McDonnell and other governors, mostly Republicans, have complained that they were not given enough time or information to enable the to decide whether, and how, their states would set up health insurance exchanges or whether they would leave the job to the federal government.
On Friday, the Obama Administration extended the Nov. 16 deadline to Dec. 14, or in some cases to Feb. 15.
By Jan. 1, 2014, Americans will be able to obtain insurance coverage through new online shopping malls known as insurance exchanges. As any as 25 million people are expected to be eligible for federal subsidies averaging about $5,000 a year to help them pay the premiums.
The exchanges are intended to spark competition among private insurers, encouraging them to hold down premiums and compete to provide the best possible coverage. Although it is essentially a free-market system with what might be called voucher payments to individuals, it rankles Republican governors who apparently would prefer to let their citizens fend for themselves.
Critics say it’s not that the governors hadn’t been given enough information but rather that they were dragging their feet, first hoping the Supreme Court would overturn the law, then hoping that Gov. Mitt Romney would be elected president and would, somehow, repeal Obamacare “on Day One,” as he had often claimed he would do.
Having done nothing for months, the McDonnell Administration began complaining earlier this week that it was feeling rushed.
“States need to understand the federal exchange model and answers remain to be provided as to how the pieces will link together within an exchange partnership between the federal and the state,” McDonnell spokesman Jeff Caldwell told the Washington Business Journal. “We now have 10 days until the first decision is expected. This is not a reasonable timeline given the lack of information provided to states.”
The White House said Friday that if a state wants to run its own exchange its governor must submit a declaration of intent — a simple letter — but said submission of detailed information will not be required until later.

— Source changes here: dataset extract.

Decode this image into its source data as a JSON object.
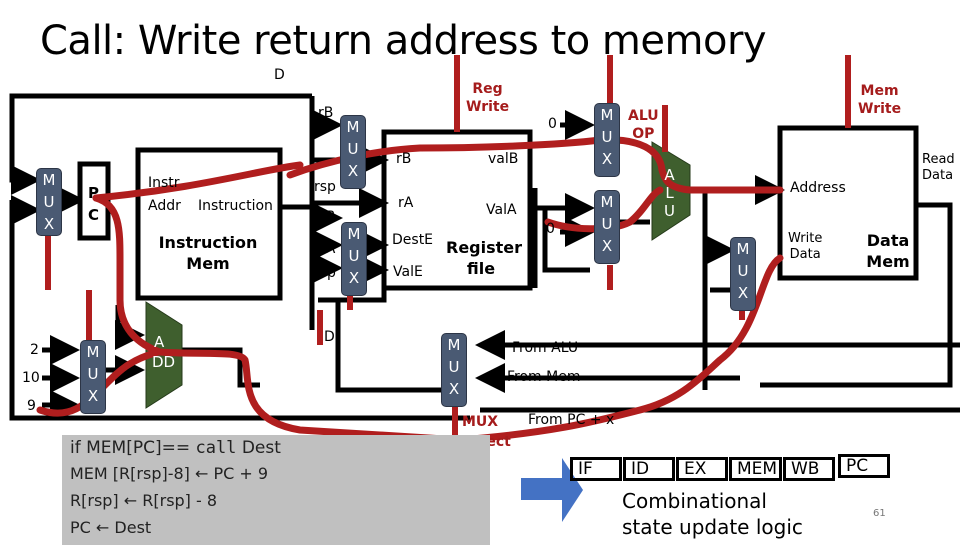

Health and Human Services Secretary Kathleen Sibelius said that, the governors’ whining notwithstanding, “Cosumers in all 50 states and the District of Columbia will have access to insurance through these new marketplaces on Jan. 1, 2014, as scheduled, with no delays.”